◆ **To do**
Go through the data below and copy it exactly, skipping every picture.

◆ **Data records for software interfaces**
────────

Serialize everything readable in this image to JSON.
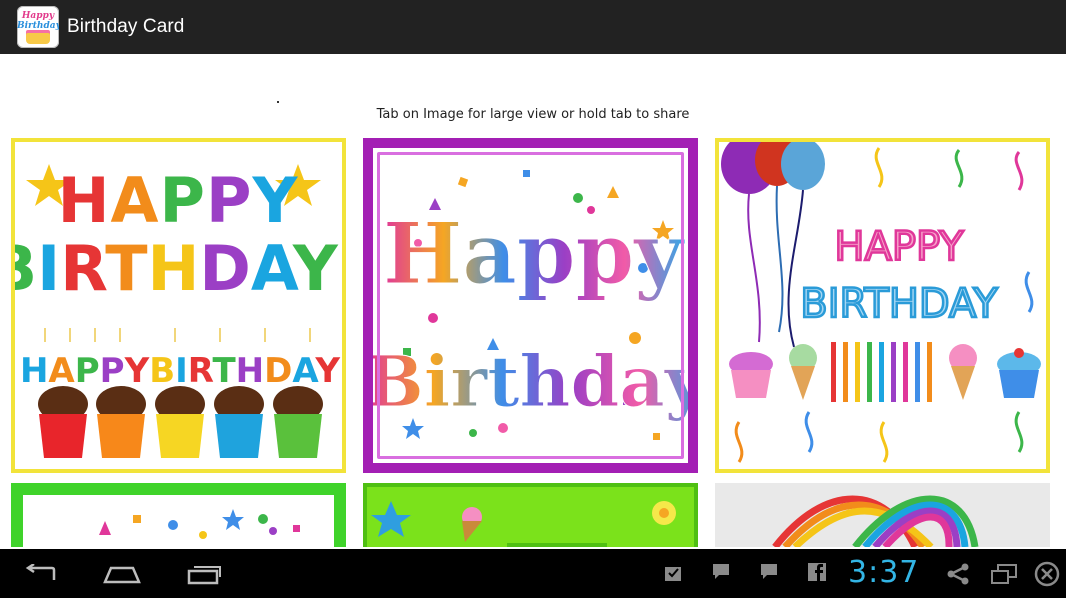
{
  "app": {
    "title": "Birthday Card",
    "icon_lines": [
      "Happy",
      "Birthday"
    ]
  },
  "main": {
    "instruction": "Tab on Image for large view or hold tab to share"
  },
  "cards": [
    {
      "id": "card-1",
      "lines": [
        "HAPPY",
        "BIRTHDAY!"
      ],
      "sub": "HAPPYBIRTHDAY"
    },
    {
      "id": "card-2",
      "lines": [
        "Happy",
        "Birthday"
      ]
    },
    {
      "id": "card-3",
      "lines": [
        "HAPPY",
        "BIRTHDAY"
      ]
    },
    {
      "id": "card-4"
    },
    {
      "id": "card-5"
    },
    {
      "id": "card-6"
    }
  ],
  "statusbar": {
    "clock": "3:37",
    "accent": "#33b5e5"
  },
  "navbar": {
    "back": "back-icon",
    "home": "home-icon",
    "recents": "recent-apps-icon"
  },
  "colors": {
    "actionbar": "#222222",
    "card_yellow_border": "#f2e33a",
    "card_purple_border": "#a31fb4",
    "card_green_border": "#3fd32a"
  }
}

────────

◆ **Reply**
Serialize everything readable in this image to JSON.
{
  "app": {
    "title": "Birthday Card",
    "icon_lines": [
      "Happy",
      "Birthday"
    ]
  },
  "main": {
    "instruction": "Tab on Image for large view or hold tab to share"
  },
  "cards": [
    {
      "id": "card-1",
      "lines": [
        "HAPPY",
        "BIRTHDAY!"
      ],
      "sub": "HAPPYBIRTHDAY"
    },
    {
      "id": "card-2",
      "lines": [
        "Happy",
        "Birthday"
      ]
    },
    {
      "id": "card-3",
      "lines": [
        "HAPPY",
        "BIRTHDAY"
      ]
    },
    {
      "id": "card-4"
    },
    {
      "id": "card-5"
    },
    {
      "id": "card-6"
    }
  ],
  "statusbar": {
    "clock": "3:37",
    "accent": "#33b5e5"
  },
  "navbar": {
    "back": "back-icon",
    "home": "home-icon",
    "recents": "recent-apps-icon"
  },
  "colors": {
    "actionbar": "#222222",
    "card_yellow_border": "#f2e33a",
    "card_purple_border": "#a31fb4",
    "card_green_border": "#3fd32a"
  }
}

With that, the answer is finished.